Released just last week, Black James' new album MOUNTAIN BOY features a focused sound - a close up of outsider dance music with all the cuts and bruises of a lo-fi tape. The record presents a culmination of past and present, and does well to complement the live show.
McDaniel holds her crowd captive with liberal use of samples, and she even employs cassette tapes for a thick retro feel. Her howling voice comes filtered through heavy effects, but vocal melody still cuts through to command each song. The pieces of her set are adjoined by morphing tones that work well to segue between movements.
Black James started in 2009, with McDaniel weaving dark folk with little more than her fingers and voice. The shift to full on dance songs was a gradual one, but her love for warping sounds has remained a constant. Some showgoers in St. Louis might remember Black James for playing banjo through an array of electric guitar pedals - a move that foreshadowed McDaniel's ability to bend sound to fit her needs.

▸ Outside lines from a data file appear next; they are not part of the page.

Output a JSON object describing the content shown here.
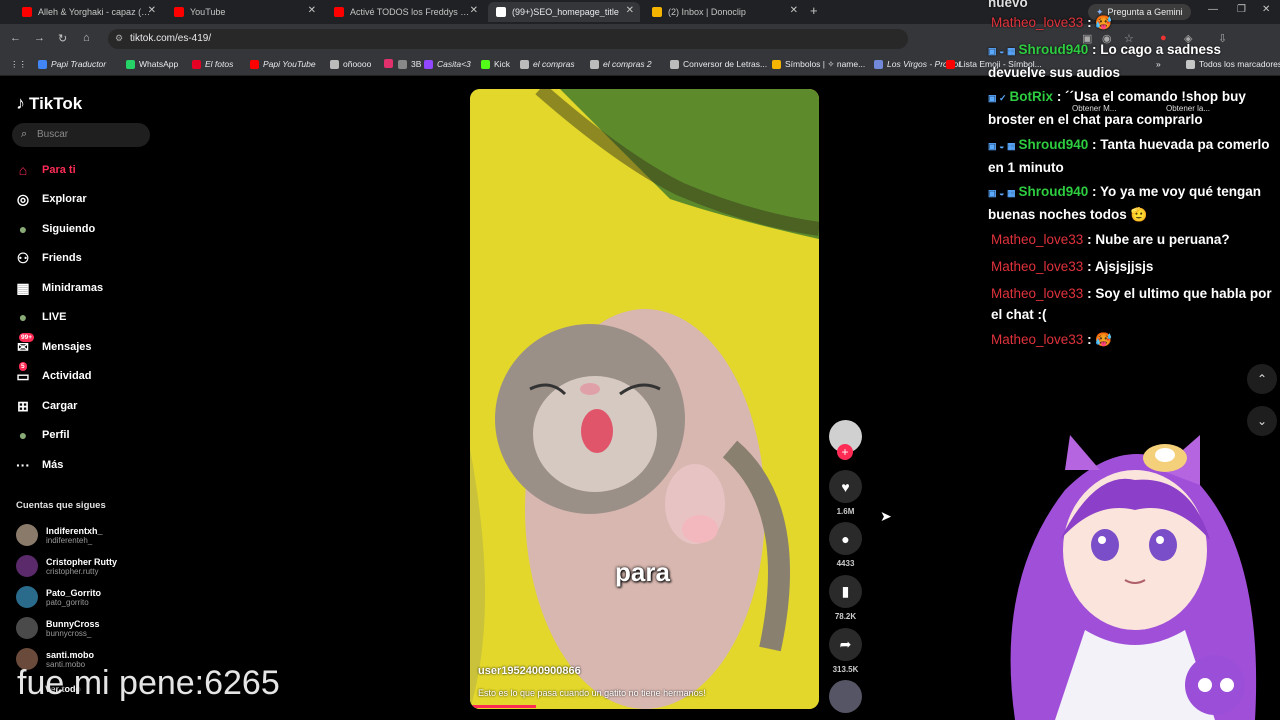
{
  "browser": {
    "tabs": [
      {
        "label": "Alleh & Yorghaki - capaz (mera",
        "color": "#ff0000"
      },
      {
        "label": "YouTube",
        "color": "#ff0000"
      },
      {
        "label": "Activé TODOS los Freddys en",
        "color": "#ff0000"
      },
      {
        "label": "(99+)SEO_homepage_title",
        "color": "#ffffff"
      },
      {
        "label": "(2) Inbox | Donoclip",
        "color": "#f4b400"
      }
    ],
    "gemini_label": "Pregunta a Gemini",
    "url": "tiktok.com/es-419/",
    "bookmarks": [
      {
        "label": "Papi Traductor",
        "italic": true,
        "color": "#4285f4"
      },
      {
        "label": "WhatsApp",
        "italic": false,
        "color": "#25d366"
      },
      {
        "label": "El fotos",
        "italic": true,
        "color": "#e60023"
      },
      {
        "label": "Papi YouTube",
        "italic": true,
        "color": "#ff0000"
      },
      {
        "label": "oñoooo",
        "italic": false,
        "color": "#bbbbbb"
      },
      {
        "label": "",
        "italic": false,
        "color": "#e1306c"
      },
      {
        "label": "3B",
        "italic": false,
        "color": "#888888"
      },
      {
        "label": "Casita<3",
        "italic": true,
        "color": "#9146ff"
      },
      {
        "label": "Kick",
        "italic": false,
        "color": "#53fc18"
      },
      {
        "label": "el compras",
        "italic": true,
        "color": "#bbbbbb"
      },
      {
        "label": "el compras 2",
        "italic": true,
        "color": "#bbbbbb"
      },
      {
        "label": "Conversor de Letras...",
        "italic": false,
        "color": "#bbbbbb"
      },
      {
        "label": "Símbolos | ✧ name...",
        "italic": false,
        "color": "#f4b400"
      },
      {
        "label": "Los Virgos - ProBot",
        "italic": true,
        "color": "#7289da"
      },
      {
        "label": "Lista Emoji - Símbol...",
        "italic": false,
        "color": "#ff0000"
      }
    ],
    "all_bookmarks": "Todos los marcadores"
  },
  "sidebar": {
    "logo": "TikTok",
    "search_placeholder": "Buscar",
    "nav": [
      {
        "label": "Para ti",
        "icon": "home-icon",
        "glyph": "⌂",
        "active": true,
        "badge": ""
      },
      {
        "label": "Explorar",
        "icon": "compass-icon",
        "glyph": "◎",
        "active": false,
        "badge": ""
      },
      {
        "label": "Siguiendo",
        "icon": "following-avatar-icon",
        "glyph": "●",
        "active": false,
        "badge": ""
      },
      {
        "label": "Friends",
        "icon": "friends-icon",
        "glyph": "⚇",
        "active": false,
        "badge": ""
      },
      {
        "label": "Minidramas",
        "icon": "minidramas-icon",
        "glyph": "▦",
        "active": false,
        "badge": ""
      },
      {
        "label": "LIVE",
        "icon": "live-avatar-icon",
        "glyph": "●",
        "active": false,
        "badge": ""
      },
      {
        "label": "Mensajes",
        "icon": "messages-icon",
        "glyph": "✉",
        "active": false,
        "badge": "99+"
      },
      {
        "label": "Actividad",
        "icon": "activity-icon",
        "glyph": "▭",
        "active": false,
        "badge": "5"
      },
      {
        "label": "Cargar",
        "icon": "upload-icon",
        "glyph": "⊞",
        "active": false,
        "badge": ""
      },
      {
        "label": "Perfil",
        "icon": "profile-avatar-icon",
        "glyph": "●",
        "active": false,
        "badge": ""
      },
      {
        "label": "Más",
        "icon": "more-icon",
        "glyph": "···",
        "active": false,
        "badge": ""
      }
    ],
    "following_title": "Cuentas que sigues",
    "following": [
      {
        "name": "Indiferentxh_",
        "handle": "indiferenteh_",
        "color": "#8a7a6a"
      },
      {
        "name": "Cristopher Rutty",
        "handle": "cristopher.rutty",
        "color": "#5a2a6a"
      },
      {
        "name": "Pato_Gorrito",
        "handle": "pato_gorrito",
        "color": "#2a6a8a"
      },
      {
        "name": "BunnyCross",
        "handle": "bunnycross_",
        "color": "#4a4a4a"
      },
      {
        "name": "santi.mobo",
        "handle": "santi.mobo",
        "color": "#6a4a3a"
      }
    ],
    "see_more": "Ver todo"
  },
  "overlay_text": "fue mi pene:6265",
  "video": {
    "caption": "para",
    "user": "user1952400900866",
    "description": "Esto es lo que pasa cuando un gatito no tiene hermanos!",
    "progress": 0.19
  },
  "actions": {
    "likes": "1.6M",
    "comments": "4433",
    "saves": "78.2K",
    "shares": "313.5K"
  },
  "chat": {
    "partial_top": "nuevo",
    "messages": [
      {
        "user": "Matheo_love33",
        "user_color": "#e0323c",
        "text": ": 🥵",
        "badges": ""
      },
      {
        "user": "Shroud940",
        "user_color": "#2ecc40",
        "text": ": Lo cago a sadness devuelve sus audios",
        "badges": "▣ ◒ ▦"
      },
      {
        "user": "BotRix",
        "user_color": "#2ecc40",
        "text": ": ´´Usa el comando !shop buy broster en el chat para comprarlo",
        "badges": "▣ ✓"
      },
      {
        "user": "Shroud940",
        "user_color": "#2ecc40",
        "text": ": Tanta huevada pa comerlo en 1 minuto",
        "badges": "▣ ◒ ▦"
      },
      {
        "user": "Shroud940",
        "user_color": "#2ecc40",
        "text": ": Yo ya me voy qué tengan buenas noches todos 🫡",
        "badges": "▣ ◒ ▦"
      },
      {
        "user": "Matheo_love33",
        "user_color": "#e0323c",
        "text": ": Nube are u peruana?",
        "badges": ""
      },
      {
        "user": "Matheo_love33",
        "user_color": "#e0323c",
        "text": ": Ajsjsjjsjs",
        "badges": ""
      },
      {
        "user": "Matheo_love33",
        "user_color": "#e0323c",
        "text": ": Soy el ultimo que habla por el chat :(",
        "badges": ""
      },
      {
        "user": "Matheo_love33",
        "user_color": "#e0323c",
        "text": ": 🥵",
        "badges": ""
      }
    ],
    "extension_hints": [
      "Obtener M...",
      "Obtener la..."
    ]
  }
}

"One day Eric Hall, the electronic experimental musician, brought over several different machines to my house for me to test - one including the Korg Microsampler. When I played it, I was like, 'This is it. This is the machine I've been waitin' on.' So that's what I make almost every song on and also play live with it," McDaniel says.

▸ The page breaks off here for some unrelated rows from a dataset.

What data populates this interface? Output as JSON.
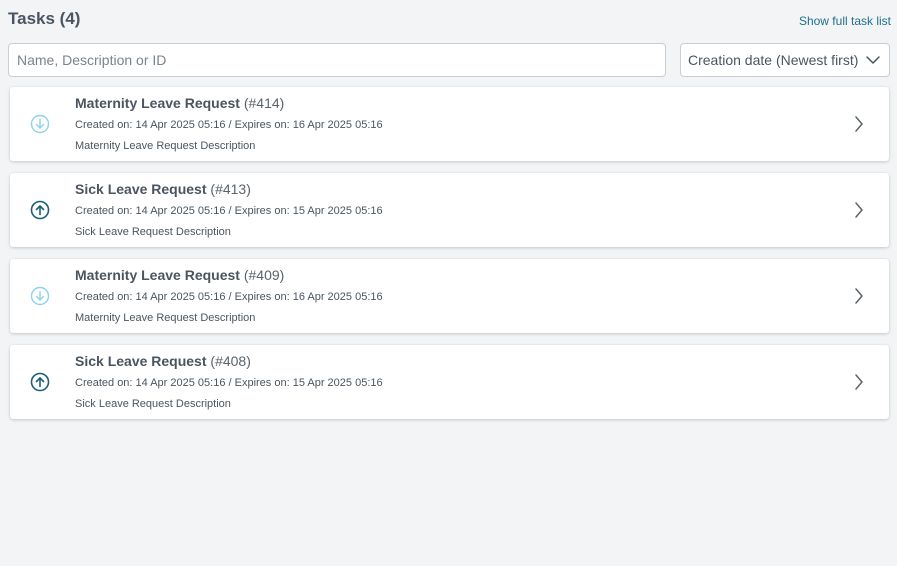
{
  "header": {
    "title": "Tasks (4)",
    "show_full_link": "Show full task list"
  },
  "search": {
    "placeholder": "Name, Description or ID",
    "value": ""
  },
  "sort": {
    "selected": "Creation date (Newest first)"
  },
  "colors": {
    "incoming_icon": "#8fd3e6",
    "outgoing_icon": "#1a5f78",
    "link": "#1f6f8b"
  },
  "tasks": [
    {
      "name": "Maternity Leave Request",
      "id": "(#414)",
      "dates": "Created on: 14 Apr 2025 05:16 / Expires on: 16 Apr 2025 05:16",
      "description": "Maternity Leave Request Description",
      "icon": "arrow-down-circle-icon"
    },
    {
      "name": "Sick Leave Request",
      "id": "(#413)",
      "dates": "Created on: 14 Apr 2025 05:16 / Expires on: 15 Apr 2025 05:16",
      "description": "Sick Leave Request Description",
      "icon": "arrow-up-circle-icon"
    },
    {
      "name": "Maternity Leave Request",
      "id": "(#409)",
      "dates": "Created on: 14 Apr 2025 05:16 / Expires on: 16 Apr 2025 05:16",
      "description": "Maternity Leave Request Description",
      "icon": "arrow-down-circle-icon"
    },
    {
      "name": "Sick Leave Request",
      "id": "(#408)",
      "dates": "Created on: 14 Apr 2025 05:16 / Expires on: 15 Apr 2025 05:16",
      "description": "Sick Leave Request Description",
      "icon": "arrow-up-circle-icon"
    }
  ]
}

See also: Homespun: Black James
Black James dropped im A mirAcle in 2012, bringing out a whole album of folk songs in the form of low-brow electronic dance. Banjo-driven riffs are typically the root of Black James songs in general, McDaniel elaborates: "I usually start by taking one of my country songs and reworking it into something else. Most Black James songs have a country backbone, whether it is discernible or not."
MOUNTAIN BOY is by all means a sequel. There's a traceable progression from acoustic to electronic, like a woman replacing her organs, one-by-one, with new, robotic tools to do the job. This is what an android playing folk sounds like.
Follow through to read Black James' views on post-show food and sound experiments.